Law is an incredibly well indexed field. There are certain types of indexes that should always be there. Even when you approach a resource you are not familiar with you should always look for the following types of indexes.
Subject or Key Word | Table of Contents | Name or Table of Cases | Numbers
Look for an index. It is much broader than keywords or a formal subject index.
Keyword, a little more free flowing, stream of consciousness
Subject, more structured, more defined.
Look for a Table of Contents
Look for a Table of Cases
Phone Book gives you a list of names. So does a table of cases.
Look for a Table of Statutory References.
What if you only have the street address for an individual? They have directories where if you have the street address, you can retrieve the name and address for an individual. Numbers can act as a point of access, as an index.
Using a term or number or cite to find potentially relevant sections in main volume(s).
Table of Contents
Table of Cases

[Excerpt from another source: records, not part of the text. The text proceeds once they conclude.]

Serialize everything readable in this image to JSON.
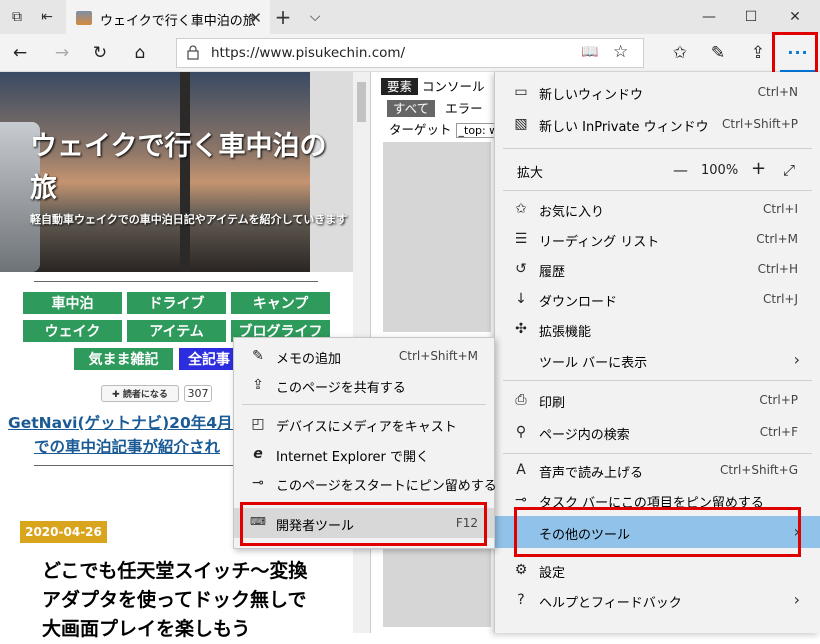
{
  "tab": {
    "title": "ウェイクで行く車中泊の旅",
    "close": "✕",
    "new": "+",
    "list": "⌵"
  },
  "window": {
    "minimize": "—",
    "maximize": "☐",
    "close": "✕"
  },
  "nav": {
    "url": "https://www.pisukechin.com/",
    "more": "···"
  },
  "hero": {
    "title": "ウェイクで行く車中泊の旅",
    "subtitle": "軽自動車ウェイクでの車中泊日記やアイテムを紹介していきます"
  },
  "categories": {
    "row1": [
      "車中泊",
      "ドライブ",
      "キャンプ"
    ],
    "row2": [
      "ウェイク",
      "アイテム",
      "ブログライフ"
    ],
    "row3": [
      "気まま雑記",
      "全記事"
    ]
  },
  "follow": {
    "label": "✚ 読者になる",
    "count": "307"
  },
  "featured": {
    "line1": "GetNavi(ゲットナビ)20年4月号",
    "line2": "での車中泊記事が紹介され"
  },
  "post": {
    "date": "2020-04-26",
    "title": "どこでも任天堂スイッチ〜変換アダプタを使ってドック無しで大画面プレイを楽しもう"
  },
  "devtools": {
    "tab_elements": "要素",
    "tab_console": "コンソール",
    "filter_all": "すべて",
    "filter_error": "エラー",
    "target_label": "ターゲット",
    "target_value": "_top: w"
  },
  "submenu": [
    {
      "label": "メモの追加",
      "shortcut": "Ctrl+Shift+M",
      "icon": "pen-icon"
    },
    {
      "label": "このページを共有する",
      "shortcut": "",
      "icon": "share-icon"
    },
    {
      "label": "デバイスにメディアをキャスト",
      "shortcut": "",
      "icon": "cast-icon"
    },
    {
      "label": "Internet Explorer で開く",
      "shortcut": "",
      "icon": "ie-icon"
    },
    {
      "label": "このページをスタートにピン留めする",
      "shortcut": "",
      "icon": "pin-icon"
    },
    {
      "label": "開発者ツール",
      "shortcut": "F12",
      "icon": "devtools-icon"
    }
  ],
  "mainmenu": {
    "new_window": {
      "label": "新しいウィンドウ",
      "shortcut": "Ctrl+N"
    },
    "new_private": {
      "label": "新しい InPrivate ウィンドウ",
      "shortcut": "Ctrl+Shift+P"
    },
    "zoom": {
      "label": "拡大",
      "minus": "—",
      "value": "100%",
      "plus": "+",
      "expand": "⤢"
    },
    "favorites": {
      "label": "お気に入り",
      "shortcut": "Ctrl+I"
    },
    "reading_list": {
      "label": "リーディング リスト",
      "shortcut": "Ctrl+M"
    },
    "history": {
      "label": "履歴",
      "shortcut": "Ctrl+H"
    },
    "downloads": {
      "label": "ダウンロード",
      "shortcut": "Ctrl+J"
    },
    "extensions": {
      "label": "拡張機能",
      "shortcut": ""
    },
    "show_toolbar": {
      "label": "ツール バーに表示",
      "shortcut": ""
    },
    "print": {
      "label": "印刷",
      "shortcut": "Ctrl+P"
    },
    "find": {
      "label": "ページ内の検索",
      "shortcut": "Ctrl+F"
    },
    "read_aloud": {
      "label": "音声で読み上げる",
      "shortcut": "Ctrl+Shift+G"
    },
    "pin_taskbar": {
      "label": "タスク バーにこの項目をピン留めする",
      "shortcut": ""
    },
    "other_tools": {
      "label": "その他のツール",
      "shortcut": ""
    },
    "settings": {
      "label": "設定",
      "shortcut": ""
    },
    "help": {
      "label": "ヘルプとフィードバック",
      "shortcut": ""
    }
  },
  "colors": {
    "accent": "#0078d7",
    "highlight_box": "#e00000",
    "selected_item": "#91c3ea",
    "category_green": "#2e9a5c",
    "date_badge": "#d8a51c"
  }
}
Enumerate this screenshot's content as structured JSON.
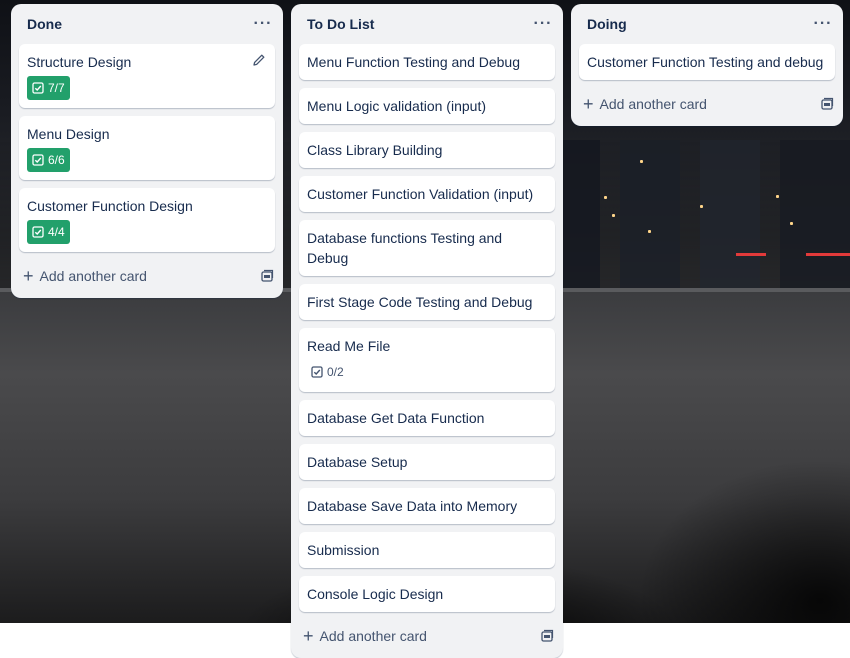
{
  "lists": [
    {
      "title": "Done",
      "menu_icon": "ellipsis-icon",
      "add_label": "Add another card",
      "cards": [
        {
          "title": "Structure Design",
          "badge": "7/7",
          "badge_complete": true,
          "show_edit": true
        },
        {
          "title": "Menu Design",
          "badge": "6/6",
          "badge_complete": true
        },
        {
          "title": "Customer Function Design",
          "badge": "4/4",
          "badge_complete": true
        }
      ]
    },
    {
      "title": "To Do List",
      "menu_icon": "ellipsis-icon",
      "add_label": "Add another card",
      "cards": [
        {
          "title": "Menu Function Testing and Debug"
        },
        {
          "title": "Menu Logic validation (input)"
        },
        {
          "title": "Class Library Building"
        },
        {
          "title": "Customer Function Validation (input)"
        },
        {
          "title": "Database functions Testing and Debug"
        },
        {
          "title": "First Stage Code Testing and Debug"
        },
        {
          "title": "Read Me File",
          "badge": "0/2",
          "badge_complete": false
        },
        {
          "title": "Database Get Data Function"
        },
        {
          "title": "Database Setup"
        },
        {
          "title": "Database Save Data into Memory"
        },
        {
          "title": "Submission"
        },
        {
          "title": "Console Logic Design"
        }
      ]
    },
    {
      "title": "Doing",
      "menu_icon": "ellipsis-icon",
      "add_label": "Add another card",
      "cards": [
        {
          "title": "Customer Function Testing and debug"
        }
      ]
    }
  ],
  "colors": {
    "list_bg": "#f1f2f4",
    "card_bg": "#ffffff",
    "badge_complete": "#22a06b",
    "text": "#172b4d",
    "muted": "#44546f"
  }
}
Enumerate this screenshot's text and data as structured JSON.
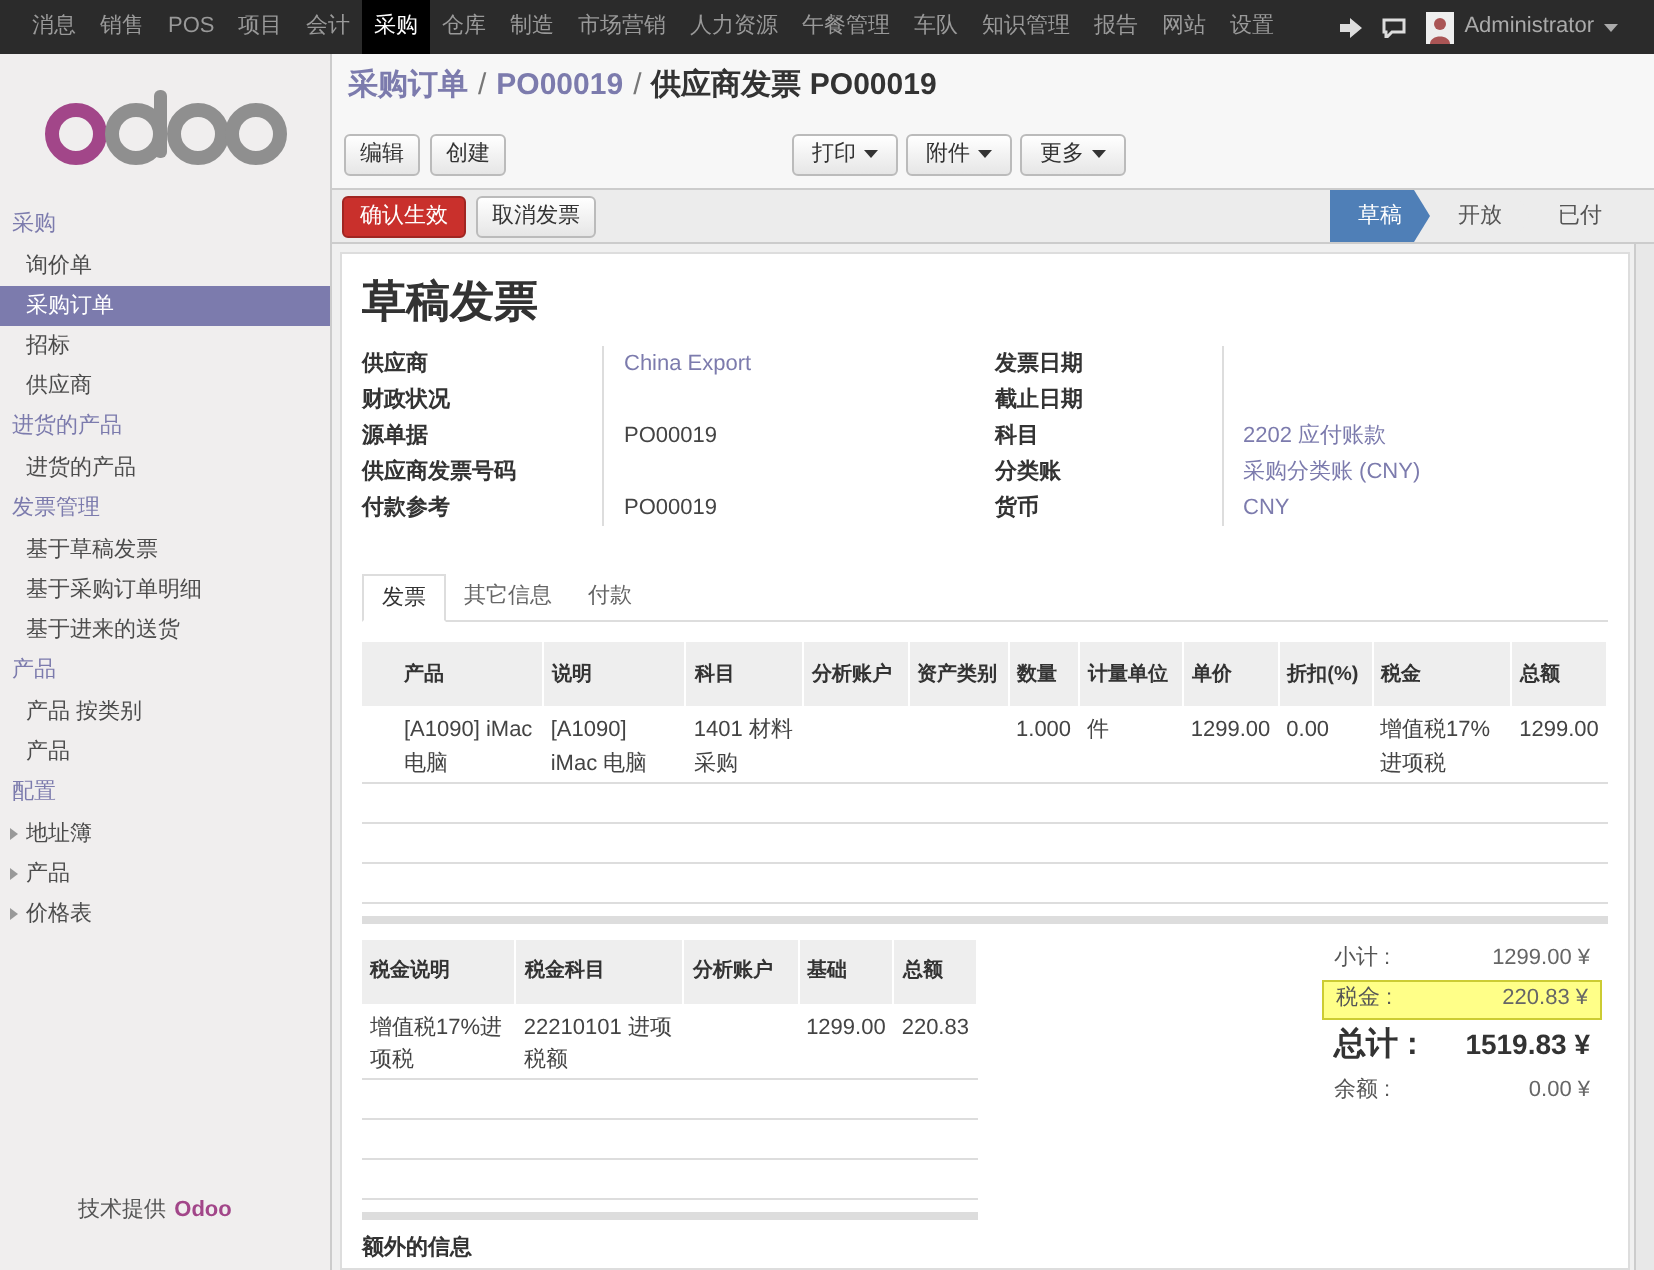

Table of Statutory References
What about the computer databases. The names may change but you should look for these same types of indexes. For example, if you are searching the Illinois Statutes on Westlaw, you will find the statutes listed in a table of contents arrangement. You will also find a formal index using a controlled vocabulary as well as a popular name table.